2. Add the lobster claws to the boiling water and cook for 5 minutes, then transfer to the ice water bath. When cool, remove the meat completely from the shells and set aside. Add the remaining lobster parts to the boiling water and cook for 1 minute. Transfer to the ice water bath. When cool, remove the heads from the bodies. Split the tails lengthwise in half, keeping the shells on. (You can remove the vein from the tail if you like.)
3. Prepare the sauce. Put the butter in a large skillet over medium-high heat. Add the garlic and simmer, shaking the skillet occasionally, until golden brown, 3 minutes. Add the ginger, red pepper flakes, and salt and cook, shaking the skillet occasionally, until fragrant. Add the basil and cook briefly, just until wilted. Remove from the heat.
4. Meanwhile, put the claws and tails in a large steamer. Top with the pea shoots and a sprinkling of salt, and cook just until the lobster is heated through and the pea shoots are wilted, about 3 minutes.
5. Mound the pea shoots in the middle of each serving plate and top with the lobster claw meat and tails. Spoon the sauce over the lobster and serve immediately, with the lemon wedges.

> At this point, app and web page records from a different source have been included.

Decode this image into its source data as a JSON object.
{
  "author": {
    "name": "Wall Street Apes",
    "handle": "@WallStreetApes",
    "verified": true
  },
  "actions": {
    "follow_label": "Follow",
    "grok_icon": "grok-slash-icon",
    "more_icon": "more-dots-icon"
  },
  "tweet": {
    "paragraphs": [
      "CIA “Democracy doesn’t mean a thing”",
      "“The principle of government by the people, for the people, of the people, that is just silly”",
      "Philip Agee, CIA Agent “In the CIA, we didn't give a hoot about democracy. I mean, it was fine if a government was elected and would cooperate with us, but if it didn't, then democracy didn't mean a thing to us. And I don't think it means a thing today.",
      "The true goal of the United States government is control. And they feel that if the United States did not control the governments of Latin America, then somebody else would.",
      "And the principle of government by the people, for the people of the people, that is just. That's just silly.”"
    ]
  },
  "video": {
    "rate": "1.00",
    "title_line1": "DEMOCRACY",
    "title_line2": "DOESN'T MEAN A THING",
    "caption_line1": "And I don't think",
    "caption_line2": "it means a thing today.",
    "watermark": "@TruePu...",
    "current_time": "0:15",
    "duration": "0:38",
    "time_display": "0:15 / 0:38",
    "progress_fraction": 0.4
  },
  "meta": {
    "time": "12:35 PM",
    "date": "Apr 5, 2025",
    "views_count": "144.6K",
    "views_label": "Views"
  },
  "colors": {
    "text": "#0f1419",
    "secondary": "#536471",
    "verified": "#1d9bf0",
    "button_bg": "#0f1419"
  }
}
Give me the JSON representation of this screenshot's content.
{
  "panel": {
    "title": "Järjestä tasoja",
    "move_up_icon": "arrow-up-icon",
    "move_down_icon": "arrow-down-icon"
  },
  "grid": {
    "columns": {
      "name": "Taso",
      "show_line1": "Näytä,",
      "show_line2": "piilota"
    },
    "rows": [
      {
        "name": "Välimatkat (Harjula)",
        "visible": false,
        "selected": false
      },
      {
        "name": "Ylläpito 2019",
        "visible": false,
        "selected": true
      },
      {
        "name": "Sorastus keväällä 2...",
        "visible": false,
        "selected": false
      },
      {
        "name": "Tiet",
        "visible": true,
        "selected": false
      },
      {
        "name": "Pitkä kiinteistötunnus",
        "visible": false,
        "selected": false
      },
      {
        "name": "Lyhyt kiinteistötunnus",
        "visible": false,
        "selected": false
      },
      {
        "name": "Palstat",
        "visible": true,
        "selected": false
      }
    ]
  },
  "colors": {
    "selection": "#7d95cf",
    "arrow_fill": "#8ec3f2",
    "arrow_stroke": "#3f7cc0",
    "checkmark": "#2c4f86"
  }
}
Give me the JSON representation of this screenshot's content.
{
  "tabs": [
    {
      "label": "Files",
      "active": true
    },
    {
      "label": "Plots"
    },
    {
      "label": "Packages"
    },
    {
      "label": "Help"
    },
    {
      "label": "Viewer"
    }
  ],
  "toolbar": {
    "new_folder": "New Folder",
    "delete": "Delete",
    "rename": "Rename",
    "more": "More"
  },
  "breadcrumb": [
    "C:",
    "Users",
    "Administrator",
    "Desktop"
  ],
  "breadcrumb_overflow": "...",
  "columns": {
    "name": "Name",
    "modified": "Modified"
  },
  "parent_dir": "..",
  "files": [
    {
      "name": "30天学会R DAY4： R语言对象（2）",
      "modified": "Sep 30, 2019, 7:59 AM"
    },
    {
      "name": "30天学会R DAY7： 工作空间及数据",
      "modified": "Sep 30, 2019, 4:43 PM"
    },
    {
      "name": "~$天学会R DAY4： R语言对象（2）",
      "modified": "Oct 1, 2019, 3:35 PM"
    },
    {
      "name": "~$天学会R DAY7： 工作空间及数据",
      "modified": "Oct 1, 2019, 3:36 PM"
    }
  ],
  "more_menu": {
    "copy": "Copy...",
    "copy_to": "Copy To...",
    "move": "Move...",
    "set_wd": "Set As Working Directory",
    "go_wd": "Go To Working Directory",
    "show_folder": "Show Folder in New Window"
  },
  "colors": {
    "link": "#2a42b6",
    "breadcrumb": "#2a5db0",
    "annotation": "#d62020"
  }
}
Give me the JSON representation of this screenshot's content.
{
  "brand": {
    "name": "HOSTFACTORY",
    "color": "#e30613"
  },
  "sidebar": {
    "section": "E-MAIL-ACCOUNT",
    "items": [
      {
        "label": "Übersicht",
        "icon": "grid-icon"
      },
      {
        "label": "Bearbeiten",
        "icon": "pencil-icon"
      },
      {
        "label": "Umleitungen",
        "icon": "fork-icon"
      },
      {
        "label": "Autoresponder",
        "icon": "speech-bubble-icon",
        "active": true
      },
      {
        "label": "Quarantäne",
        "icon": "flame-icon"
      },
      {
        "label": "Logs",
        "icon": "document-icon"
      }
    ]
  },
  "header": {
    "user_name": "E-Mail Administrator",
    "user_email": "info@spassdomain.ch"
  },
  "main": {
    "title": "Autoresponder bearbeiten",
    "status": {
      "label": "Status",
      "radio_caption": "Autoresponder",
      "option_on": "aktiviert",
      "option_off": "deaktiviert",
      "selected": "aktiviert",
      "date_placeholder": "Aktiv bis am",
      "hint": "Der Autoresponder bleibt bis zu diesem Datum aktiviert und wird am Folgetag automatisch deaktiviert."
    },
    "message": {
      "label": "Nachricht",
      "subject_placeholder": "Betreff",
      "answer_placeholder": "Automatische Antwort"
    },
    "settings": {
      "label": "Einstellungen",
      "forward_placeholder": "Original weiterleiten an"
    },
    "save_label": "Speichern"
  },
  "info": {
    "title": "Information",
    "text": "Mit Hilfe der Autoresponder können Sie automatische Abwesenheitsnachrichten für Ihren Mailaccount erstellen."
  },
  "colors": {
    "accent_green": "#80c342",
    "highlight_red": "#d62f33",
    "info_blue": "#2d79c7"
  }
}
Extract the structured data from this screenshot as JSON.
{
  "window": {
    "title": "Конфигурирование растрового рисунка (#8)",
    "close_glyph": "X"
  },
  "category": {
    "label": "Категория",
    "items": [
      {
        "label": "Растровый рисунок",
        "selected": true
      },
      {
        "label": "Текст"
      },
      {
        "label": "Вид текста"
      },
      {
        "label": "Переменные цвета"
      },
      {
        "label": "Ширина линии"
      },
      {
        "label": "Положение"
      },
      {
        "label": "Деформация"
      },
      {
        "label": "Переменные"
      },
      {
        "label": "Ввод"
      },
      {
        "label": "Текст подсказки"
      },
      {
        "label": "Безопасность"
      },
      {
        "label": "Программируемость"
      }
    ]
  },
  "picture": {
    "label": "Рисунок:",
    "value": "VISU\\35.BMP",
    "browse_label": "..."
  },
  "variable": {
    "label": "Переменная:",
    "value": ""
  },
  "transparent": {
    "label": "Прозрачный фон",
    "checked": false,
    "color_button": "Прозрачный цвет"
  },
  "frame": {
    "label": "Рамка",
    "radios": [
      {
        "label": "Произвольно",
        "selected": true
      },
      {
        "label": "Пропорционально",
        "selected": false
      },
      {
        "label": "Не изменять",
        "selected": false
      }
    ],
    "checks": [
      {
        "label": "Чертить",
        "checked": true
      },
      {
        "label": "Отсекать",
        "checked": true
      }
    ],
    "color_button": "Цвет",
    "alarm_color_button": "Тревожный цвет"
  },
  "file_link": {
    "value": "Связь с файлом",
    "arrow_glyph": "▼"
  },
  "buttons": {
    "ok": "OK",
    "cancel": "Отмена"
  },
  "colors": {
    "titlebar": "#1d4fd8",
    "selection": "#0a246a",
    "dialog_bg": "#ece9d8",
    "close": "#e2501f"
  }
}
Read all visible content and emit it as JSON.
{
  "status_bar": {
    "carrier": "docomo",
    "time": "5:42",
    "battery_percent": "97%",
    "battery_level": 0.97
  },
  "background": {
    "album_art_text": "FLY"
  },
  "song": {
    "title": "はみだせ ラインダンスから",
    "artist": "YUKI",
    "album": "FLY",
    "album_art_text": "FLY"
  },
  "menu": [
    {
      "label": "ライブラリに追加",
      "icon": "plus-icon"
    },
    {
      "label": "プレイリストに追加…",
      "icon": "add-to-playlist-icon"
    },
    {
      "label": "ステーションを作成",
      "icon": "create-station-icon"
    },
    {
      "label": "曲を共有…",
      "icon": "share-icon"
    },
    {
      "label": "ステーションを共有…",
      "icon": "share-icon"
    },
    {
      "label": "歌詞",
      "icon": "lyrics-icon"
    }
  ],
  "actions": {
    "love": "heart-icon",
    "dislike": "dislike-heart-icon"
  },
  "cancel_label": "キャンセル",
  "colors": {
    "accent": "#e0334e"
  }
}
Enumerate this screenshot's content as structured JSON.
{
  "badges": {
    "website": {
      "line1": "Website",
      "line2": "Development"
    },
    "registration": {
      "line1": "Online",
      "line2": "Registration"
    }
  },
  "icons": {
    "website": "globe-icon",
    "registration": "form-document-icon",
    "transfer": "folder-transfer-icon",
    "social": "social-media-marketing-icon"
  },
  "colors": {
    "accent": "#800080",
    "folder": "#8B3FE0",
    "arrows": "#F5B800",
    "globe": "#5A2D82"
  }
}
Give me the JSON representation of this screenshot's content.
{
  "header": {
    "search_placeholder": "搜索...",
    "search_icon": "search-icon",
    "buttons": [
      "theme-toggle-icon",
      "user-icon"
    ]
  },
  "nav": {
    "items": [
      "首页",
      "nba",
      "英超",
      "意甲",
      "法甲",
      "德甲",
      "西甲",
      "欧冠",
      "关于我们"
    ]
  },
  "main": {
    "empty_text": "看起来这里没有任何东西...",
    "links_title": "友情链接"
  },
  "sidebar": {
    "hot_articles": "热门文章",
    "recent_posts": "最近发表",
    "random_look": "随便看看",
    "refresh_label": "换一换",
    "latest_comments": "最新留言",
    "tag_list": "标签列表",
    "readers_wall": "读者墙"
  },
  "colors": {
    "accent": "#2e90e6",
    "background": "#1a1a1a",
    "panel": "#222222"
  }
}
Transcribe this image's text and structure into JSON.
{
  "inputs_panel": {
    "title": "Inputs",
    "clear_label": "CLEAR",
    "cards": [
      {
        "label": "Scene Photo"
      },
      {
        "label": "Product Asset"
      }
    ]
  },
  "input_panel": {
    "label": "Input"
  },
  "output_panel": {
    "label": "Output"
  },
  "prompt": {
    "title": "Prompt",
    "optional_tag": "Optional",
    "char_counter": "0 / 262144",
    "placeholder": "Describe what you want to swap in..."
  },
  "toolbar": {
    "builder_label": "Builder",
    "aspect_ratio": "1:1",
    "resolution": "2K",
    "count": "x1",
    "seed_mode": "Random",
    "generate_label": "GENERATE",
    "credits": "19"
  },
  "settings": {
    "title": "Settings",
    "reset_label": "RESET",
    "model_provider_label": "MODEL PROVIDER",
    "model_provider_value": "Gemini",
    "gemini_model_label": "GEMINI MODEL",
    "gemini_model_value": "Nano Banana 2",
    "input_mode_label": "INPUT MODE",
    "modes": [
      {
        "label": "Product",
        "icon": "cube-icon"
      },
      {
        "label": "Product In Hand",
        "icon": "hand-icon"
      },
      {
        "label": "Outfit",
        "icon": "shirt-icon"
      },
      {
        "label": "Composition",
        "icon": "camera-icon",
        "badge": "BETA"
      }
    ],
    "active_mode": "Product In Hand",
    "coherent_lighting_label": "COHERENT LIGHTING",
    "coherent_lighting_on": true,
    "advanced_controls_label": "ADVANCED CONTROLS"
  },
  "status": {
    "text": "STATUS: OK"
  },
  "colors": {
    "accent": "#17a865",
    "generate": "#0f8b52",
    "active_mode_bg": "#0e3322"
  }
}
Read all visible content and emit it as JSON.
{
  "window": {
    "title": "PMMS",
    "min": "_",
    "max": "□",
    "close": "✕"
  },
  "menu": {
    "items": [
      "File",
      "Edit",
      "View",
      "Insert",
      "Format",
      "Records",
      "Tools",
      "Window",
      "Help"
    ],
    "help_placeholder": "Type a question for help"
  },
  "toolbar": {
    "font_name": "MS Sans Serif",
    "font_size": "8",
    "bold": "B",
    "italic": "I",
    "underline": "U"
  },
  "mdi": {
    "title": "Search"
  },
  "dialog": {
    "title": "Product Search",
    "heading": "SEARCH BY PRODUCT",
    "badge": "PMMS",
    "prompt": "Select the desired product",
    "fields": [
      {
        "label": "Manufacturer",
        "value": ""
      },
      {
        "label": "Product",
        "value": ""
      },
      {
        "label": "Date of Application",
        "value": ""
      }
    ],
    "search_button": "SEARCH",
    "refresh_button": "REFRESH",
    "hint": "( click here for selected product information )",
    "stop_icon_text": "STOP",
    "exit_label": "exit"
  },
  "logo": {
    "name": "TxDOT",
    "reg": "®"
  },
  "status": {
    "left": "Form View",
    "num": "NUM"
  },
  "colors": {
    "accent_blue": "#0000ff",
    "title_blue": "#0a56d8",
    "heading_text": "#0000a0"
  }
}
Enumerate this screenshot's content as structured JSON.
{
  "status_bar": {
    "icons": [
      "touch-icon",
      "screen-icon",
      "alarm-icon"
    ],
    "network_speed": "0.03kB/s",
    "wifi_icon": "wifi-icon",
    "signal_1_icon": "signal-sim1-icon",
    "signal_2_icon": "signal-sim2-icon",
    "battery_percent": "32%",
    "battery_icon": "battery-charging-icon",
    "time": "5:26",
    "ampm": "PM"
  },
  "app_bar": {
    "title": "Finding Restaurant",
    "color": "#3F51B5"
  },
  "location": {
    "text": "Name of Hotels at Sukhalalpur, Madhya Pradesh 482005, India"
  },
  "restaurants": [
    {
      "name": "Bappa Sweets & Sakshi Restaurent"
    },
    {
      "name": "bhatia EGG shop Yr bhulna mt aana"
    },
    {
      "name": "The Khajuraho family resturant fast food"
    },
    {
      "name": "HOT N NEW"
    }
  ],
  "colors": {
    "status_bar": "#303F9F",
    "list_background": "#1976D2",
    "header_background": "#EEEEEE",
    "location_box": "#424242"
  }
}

The pea shoots called for in this recipe are the tender leaves and vines of the pea plant. They have a fresh, sweet, nutty flavor and are sold at Asian markets. The pea sprouts sold at natural-food stores (also often—and confusingly— called pea shoots) will also work here, as will baby spinach.